#### Exercise details
Present each line of the entries below that holds the word "data".

=== Records supplied ===

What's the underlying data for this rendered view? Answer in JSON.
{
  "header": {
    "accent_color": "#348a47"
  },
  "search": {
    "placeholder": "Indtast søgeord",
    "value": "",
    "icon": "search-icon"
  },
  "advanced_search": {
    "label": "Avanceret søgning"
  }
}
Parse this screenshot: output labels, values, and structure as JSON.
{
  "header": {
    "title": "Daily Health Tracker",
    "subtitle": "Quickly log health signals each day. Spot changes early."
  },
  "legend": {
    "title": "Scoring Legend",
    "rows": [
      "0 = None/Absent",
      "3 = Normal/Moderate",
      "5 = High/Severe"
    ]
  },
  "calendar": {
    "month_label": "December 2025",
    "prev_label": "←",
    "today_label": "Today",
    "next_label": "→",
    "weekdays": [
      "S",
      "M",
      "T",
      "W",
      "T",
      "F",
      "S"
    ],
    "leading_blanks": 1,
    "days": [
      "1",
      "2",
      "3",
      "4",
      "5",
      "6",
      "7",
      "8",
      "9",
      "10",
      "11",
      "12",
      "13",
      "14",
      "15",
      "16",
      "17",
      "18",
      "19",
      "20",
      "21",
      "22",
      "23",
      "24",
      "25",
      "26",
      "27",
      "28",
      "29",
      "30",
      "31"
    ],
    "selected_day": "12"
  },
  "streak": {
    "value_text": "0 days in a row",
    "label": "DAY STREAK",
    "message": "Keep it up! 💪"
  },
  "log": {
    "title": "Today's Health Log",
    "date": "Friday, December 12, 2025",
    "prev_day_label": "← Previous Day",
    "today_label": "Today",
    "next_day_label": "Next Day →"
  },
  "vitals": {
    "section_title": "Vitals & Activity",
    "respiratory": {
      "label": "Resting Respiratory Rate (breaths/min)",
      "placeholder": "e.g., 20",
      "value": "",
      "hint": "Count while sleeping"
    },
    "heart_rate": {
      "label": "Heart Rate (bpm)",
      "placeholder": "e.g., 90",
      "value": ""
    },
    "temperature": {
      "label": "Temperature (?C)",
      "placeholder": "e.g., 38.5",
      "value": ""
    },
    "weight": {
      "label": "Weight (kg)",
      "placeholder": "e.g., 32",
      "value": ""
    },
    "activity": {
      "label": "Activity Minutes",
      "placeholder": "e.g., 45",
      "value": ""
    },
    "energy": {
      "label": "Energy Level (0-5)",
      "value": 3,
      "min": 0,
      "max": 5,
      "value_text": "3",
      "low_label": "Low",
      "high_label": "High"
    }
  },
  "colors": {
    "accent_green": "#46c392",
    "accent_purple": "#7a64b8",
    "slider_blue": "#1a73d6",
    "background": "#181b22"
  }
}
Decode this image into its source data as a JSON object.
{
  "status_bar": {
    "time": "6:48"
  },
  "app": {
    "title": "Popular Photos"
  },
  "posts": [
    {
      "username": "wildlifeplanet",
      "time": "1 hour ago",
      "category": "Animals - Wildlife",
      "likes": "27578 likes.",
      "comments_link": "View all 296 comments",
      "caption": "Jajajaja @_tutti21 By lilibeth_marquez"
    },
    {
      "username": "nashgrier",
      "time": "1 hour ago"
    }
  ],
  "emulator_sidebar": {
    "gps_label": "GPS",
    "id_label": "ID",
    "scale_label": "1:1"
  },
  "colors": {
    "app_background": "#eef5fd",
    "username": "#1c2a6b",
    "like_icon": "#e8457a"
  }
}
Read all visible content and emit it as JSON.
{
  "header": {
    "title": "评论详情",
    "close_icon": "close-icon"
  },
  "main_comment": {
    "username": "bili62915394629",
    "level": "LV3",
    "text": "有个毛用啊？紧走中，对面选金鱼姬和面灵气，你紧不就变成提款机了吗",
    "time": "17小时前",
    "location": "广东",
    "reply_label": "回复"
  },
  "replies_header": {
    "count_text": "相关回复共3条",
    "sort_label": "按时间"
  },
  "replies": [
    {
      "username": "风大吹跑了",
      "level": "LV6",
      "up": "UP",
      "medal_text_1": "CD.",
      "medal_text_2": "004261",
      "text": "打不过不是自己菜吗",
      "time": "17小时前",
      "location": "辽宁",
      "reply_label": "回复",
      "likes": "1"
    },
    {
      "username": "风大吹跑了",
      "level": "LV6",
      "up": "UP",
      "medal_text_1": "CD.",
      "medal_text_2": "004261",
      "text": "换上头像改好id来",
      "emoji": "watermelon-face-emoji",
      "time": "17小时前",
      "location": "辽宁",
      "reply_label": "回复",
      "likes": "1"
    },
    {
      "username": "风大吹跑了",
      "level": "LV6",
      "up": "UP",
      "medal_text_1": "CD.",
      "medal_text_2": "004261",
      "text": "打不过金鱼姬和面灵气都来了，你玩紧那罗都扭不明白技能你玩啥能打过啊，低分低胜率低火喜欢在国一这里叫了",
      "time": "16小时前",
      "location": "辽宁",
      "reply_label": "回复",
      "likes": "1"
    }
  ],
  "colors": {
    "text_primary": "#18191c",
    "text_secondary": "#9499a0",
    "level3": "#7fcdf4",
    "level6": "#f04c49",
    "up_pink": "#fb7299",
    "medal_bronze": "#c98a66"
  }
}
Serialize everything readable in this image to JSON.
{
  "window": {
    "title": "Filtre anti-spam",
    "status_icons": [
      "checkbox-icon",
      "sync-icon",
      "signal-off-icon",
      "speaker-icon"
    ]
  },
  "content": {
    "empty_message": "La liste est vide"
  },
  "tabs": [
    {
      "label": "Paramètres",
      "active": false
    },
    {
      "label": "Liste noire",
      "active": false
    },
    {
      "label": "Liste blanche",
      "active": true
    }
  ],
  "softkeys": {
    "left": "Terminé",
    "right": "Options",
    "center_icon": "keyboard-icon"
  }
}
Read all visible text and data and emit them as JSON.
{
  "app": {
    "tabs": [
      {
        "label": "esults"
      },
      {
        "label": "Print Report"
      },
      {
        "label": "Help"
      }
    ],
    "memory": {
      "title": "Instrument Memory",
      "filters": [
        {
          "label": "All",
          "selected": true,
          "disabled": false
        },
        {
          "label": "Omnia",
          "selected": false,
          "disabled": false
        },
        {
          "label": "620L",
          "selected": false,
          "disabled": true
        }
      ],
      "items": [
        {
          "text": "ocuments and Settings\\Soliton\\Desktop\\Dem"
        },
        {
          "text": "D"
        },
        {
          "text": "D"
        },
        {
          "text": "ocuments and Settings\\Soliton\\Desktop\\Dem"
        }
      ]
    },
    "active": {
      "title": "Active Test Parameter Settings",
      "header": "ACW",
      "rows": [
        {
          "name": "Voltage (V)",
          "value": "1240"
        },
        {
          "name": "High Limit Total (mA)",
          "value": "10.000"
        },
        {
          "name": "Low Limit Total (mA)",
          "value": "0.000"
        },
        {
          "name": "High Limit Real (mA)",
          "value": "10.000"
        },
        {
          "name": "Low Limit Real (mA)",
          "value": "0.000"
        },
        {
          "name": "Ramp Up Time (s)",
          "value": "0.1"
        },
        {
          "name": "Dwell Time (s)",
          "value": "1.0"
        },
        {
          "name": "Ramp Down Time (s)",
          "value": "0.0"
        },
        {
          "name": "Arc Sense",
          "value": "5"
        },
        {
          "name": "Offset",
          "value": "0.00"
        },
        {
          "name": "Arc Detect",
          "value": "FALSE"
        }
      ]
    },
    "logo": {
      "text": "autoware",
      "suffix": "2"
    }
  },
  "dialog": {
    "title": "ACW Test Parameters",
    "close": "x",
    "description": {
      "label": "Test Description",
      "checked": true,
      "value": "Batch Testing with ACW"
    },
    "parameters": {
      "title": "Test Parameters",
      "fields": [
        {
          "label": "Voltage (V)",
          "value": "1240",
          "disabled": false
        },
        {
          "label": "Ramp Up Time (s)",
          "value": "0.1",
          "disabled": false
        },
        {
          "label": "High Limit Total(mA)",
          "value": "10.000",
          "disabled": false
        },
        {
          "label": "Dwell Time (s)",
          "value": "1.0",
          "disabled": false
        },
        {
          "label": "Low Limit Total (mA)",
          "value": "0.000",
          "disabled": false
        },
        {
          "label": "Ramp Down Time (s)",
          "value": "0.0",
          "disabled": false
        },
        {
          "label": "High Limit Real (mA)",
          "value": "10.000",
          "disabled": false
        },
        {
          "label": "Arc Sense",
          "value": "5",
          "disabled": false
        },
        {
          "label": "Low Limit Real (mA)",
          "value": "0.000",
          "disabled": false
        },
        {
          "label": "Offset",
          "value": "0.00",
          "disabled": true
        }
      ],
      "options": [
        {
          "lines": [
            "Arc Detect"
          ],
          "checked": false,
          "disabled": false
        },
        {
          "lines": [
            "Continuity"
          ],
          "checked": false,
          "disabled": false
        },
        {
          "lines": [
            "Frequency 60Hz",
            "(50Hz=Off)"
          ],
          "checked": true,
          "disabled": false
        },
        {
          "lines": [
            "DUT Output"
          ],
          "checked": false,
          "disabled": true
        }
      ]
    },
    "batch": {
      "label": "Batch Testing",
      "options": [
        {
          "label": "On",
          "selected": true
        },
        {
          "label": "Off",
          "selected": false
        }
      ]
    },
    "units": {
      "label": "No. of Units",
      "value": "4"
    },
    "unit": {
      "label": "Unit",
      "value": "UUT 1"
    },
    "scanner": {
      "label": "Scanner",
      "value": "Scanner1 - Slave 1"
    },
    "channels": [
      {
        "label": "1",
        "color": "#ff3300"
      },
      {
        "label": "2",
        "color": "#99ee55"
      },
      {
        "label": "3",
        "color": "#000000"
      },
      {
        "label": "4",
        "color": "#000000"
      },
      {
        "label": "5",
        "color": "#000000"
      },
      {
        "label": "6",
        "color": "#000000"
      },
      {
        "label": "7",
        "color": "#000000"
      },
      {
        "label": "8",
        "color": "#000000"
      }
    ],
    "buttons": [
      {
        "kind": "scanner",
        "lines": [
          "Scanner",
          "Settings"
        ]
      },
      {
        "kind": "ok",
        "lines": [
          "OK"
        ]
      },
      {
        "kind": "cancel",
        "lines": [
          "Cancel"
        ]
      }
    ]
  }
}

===

#### Task result
What's the underlying data for this rendered view? Answer in JSON.
Decode this image into its source data as a JSON object.
Read all visible text and data and emit them as JSON.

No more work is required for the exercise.